In lecture on March 6th, Richard Rothstein presents new data showing black youth trailing on eight broad outcome measures.

In lecture on March 6th, Richard Rothstein presents new data showing black youth trailing on eight broad outcome measures

New indicator system is first in effort to develop a national educational equity report card
The newspapers are full of debate over America's "education gap" -- the divide that separates wealthier, predominantly white students from those who are poorer and of color. But just how big is that gap -- and how should it be quantified?

Now, using a new set of criteria that encompasses eight broad goals of schools and other institutions of youth development, Teachers College researcher Richard Rothstein has estimated that the "educational equity gap" between black and white youth stands at just under 20 percentile points in a national distribution.

More specifically, in a distribution of all youth nationwide, the "average" white 17 year-old ranks at the 56th percentile in combined performance on each of eight broad outcome areas, while the average black 17 year-old ranks at the 38th percentile.

The eight broad outcome areas are: basic academic skills; critical thinking skills; social skills and work ethic; citizenship and civic participation; physical health; emotional health; appreciation of the arts and literature; and preparation of non-college bound youth for skilled work.

Rothstein will present these findings at Teachers College on Monday night in the second of a three-part lecture series known as the Tisch Lectures. The event will take place at 7 p.m. in Milbank Chapel on the Teachers College campus at 525 West 120th Street, between Broadway and Amsterdam Avenue.

Rothstein -- a fellow of the Economic Policy Institute and author of the influential book Class and Schools -- is in the midst of developing a new "report card" that will track America's progress, at both the federal and state levels, in achieving equity for all youth. In the first Tisch Lecture, held in January, he showed how, by focusing predominantly on reading and math, America's current education goals -- as defined under the federal No Child Left Behind Act -- are at odds with the much broader aims historically espoused by the nation's schools and still supported by the general public, and by those elected officials who are charges with establishing education's goals.

"Holding schools accountable only for math and reading is an extreme position," he said. "NCLB is an historical anomaly."

At this Monday's talk, Rothstein, together with Teachers College graduate student Tamara Wilder, will summarize existing data on the black-white divide in each of the eight goal areas he has identified. Where possible, they will use data that measure the performance of young people at the age of 17, when they are at the age to leave secondary school. However, because those data do not always exist, Rothstein and Wilder will supplement them with some descriptions of "mileposts" -- indicators of how students perform at earlier ages. They also will report on policies and resources in each of these areas that scholars believe are most likely to improve outcomes.

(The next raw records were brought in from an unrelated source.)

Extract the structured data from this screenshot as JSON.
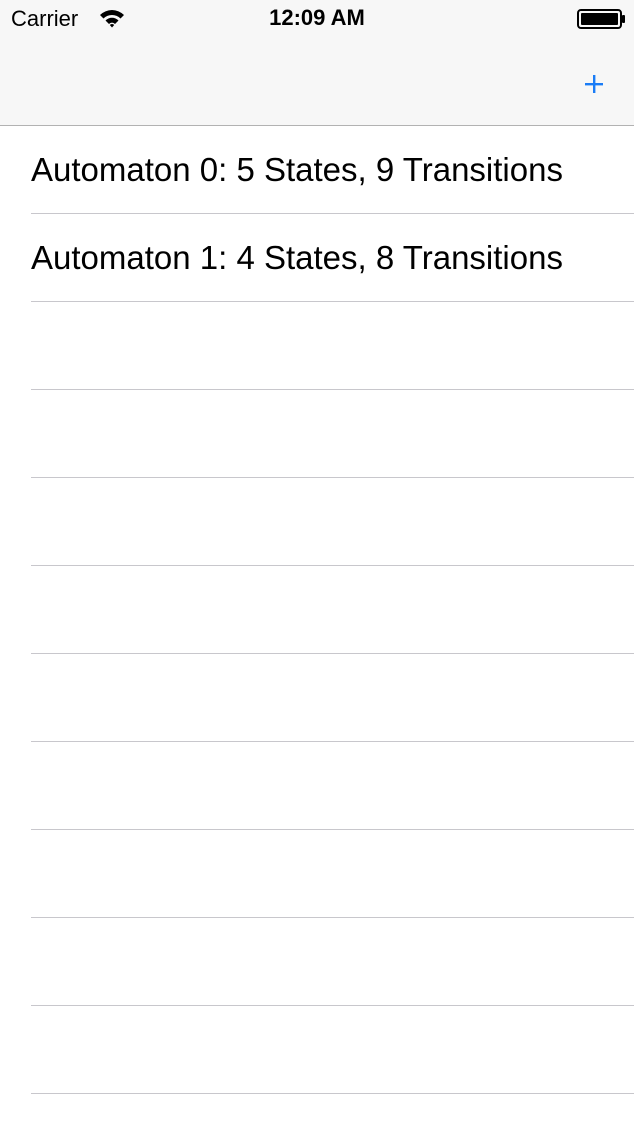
{
  "status_bar": {
    "carrier": "Carrier",
    "time": "12:09 AM",
    "wifi_icon": "wifi-icon",
    "battery_icon": "battery-icon"
  },
  "nav_bar": {
    "add_icon": "plus-icon",
    "accent_color": "#1a7cf6"
  },
  "automata": [
    {
      "label": "Automaton 0: 5 States, 9 Transitions"
    },
    {
      "label": "Automaton 1: 4 States, 8 Transitions"
    },
    {
      "label": ""
    },
    {
      "label": ""
    },
    {
      "label": ""
    },
    {
      "label": ""
    },
    {
      "label": ""
    },
    {
      "label": ""
    },
    {
      "label": ""
    },
    {
      "label": ""
    },
    {
      "label": ""
    }
  ]
}
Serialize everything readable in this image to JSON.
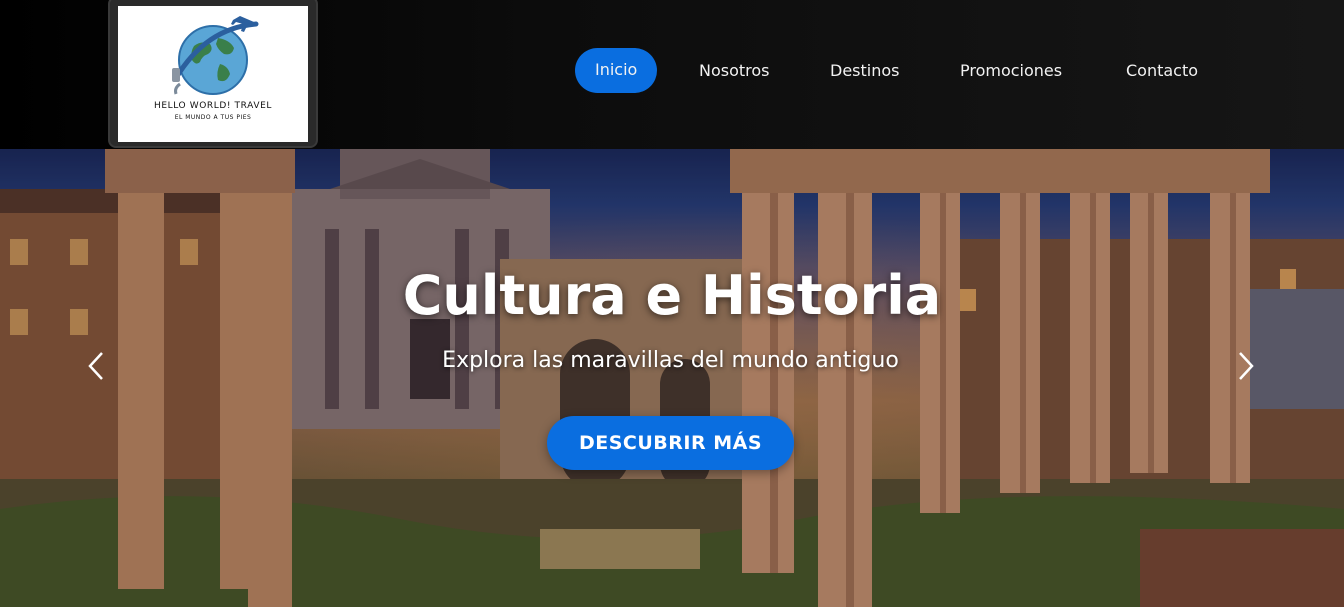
{
  "logo": {
    "title": "HELLO WORLD! TRAVEL",
    "subtitle": "EL MUNDO A TUS PIES",
    "icon": "globe-airplane-logo"
  },
  "nav": {
    "items": [
      {
        "label": "Inicio",
        "active": true
      },
      {
        "label": "Nosotros",
        "active": false
      },
      {
        "label": "Destinos",
        "active": false
      },
      {
        "label": "Promociones",
        "active": false
      },
      {
        "label": "Contacto",
        "active": false
      }
    ]
  },
  "hero": {
    "title": "Cultura e Historia",
    "subtitle": "Explora las maravillas del mundo antiguo",
    "cta_label": "DESCUBRIR MÁS",
    "prev_icon": "chevron-left-icon",
    "next_icon": "chevron-right-icon"
  },
  "colors": {
    "accent": "#0a6ee0",
    "header_bg": "#111111",
    "text": "#ffffff"
  }
}
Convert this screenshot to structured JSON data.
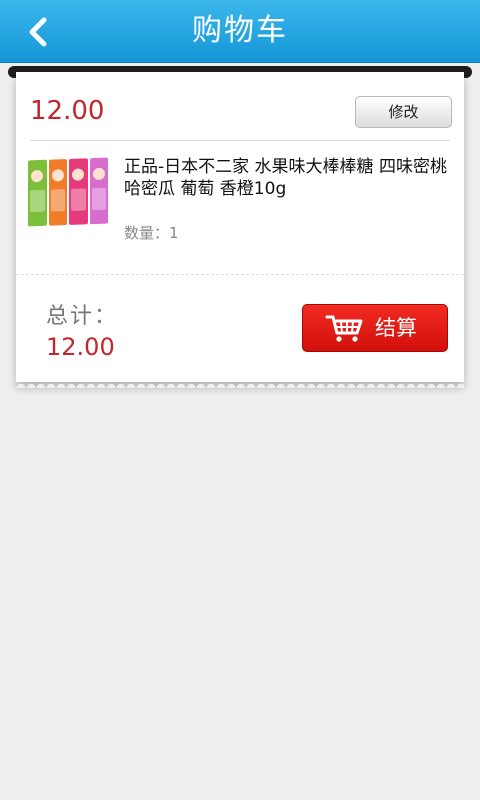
{
  "header": {
    "title": "购物车",
    "back_icon": "chevron-left-icon",
    "background_color": "#1a9fe0"
  },
  "cart": {
    "item": {
      "price": "12.00",
      "edit_label": "修改",
      "name": "正品-日本不二家 水果味大棒棒糖 四味密桃 哈密瓜 葡萄 香橙10g",
      "quantity": "数量：1",
      "thumbnail": "product-thumbnail"
    },
    "summary": {
      "total_label": "总计：",
      "total_value": "12.00"
    },
    "checkout": {
      "label": "结算",
      "icon": "shopping-cart-icon",
      "color": "#e01a14"
    }
  },
  "colors": {
    "price": "#c1272d",
    "page_background": "#efefef"
  }
}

In his final lecture on April 24, Rothstein will describe equity-related data at the state level and discuss their limitations. He will then present a proposal for gathering additional information that will be necessary to construct a truly meaningful equity report card that can make state-to-state comparisons.

Published Friday, Mar. 10, 2006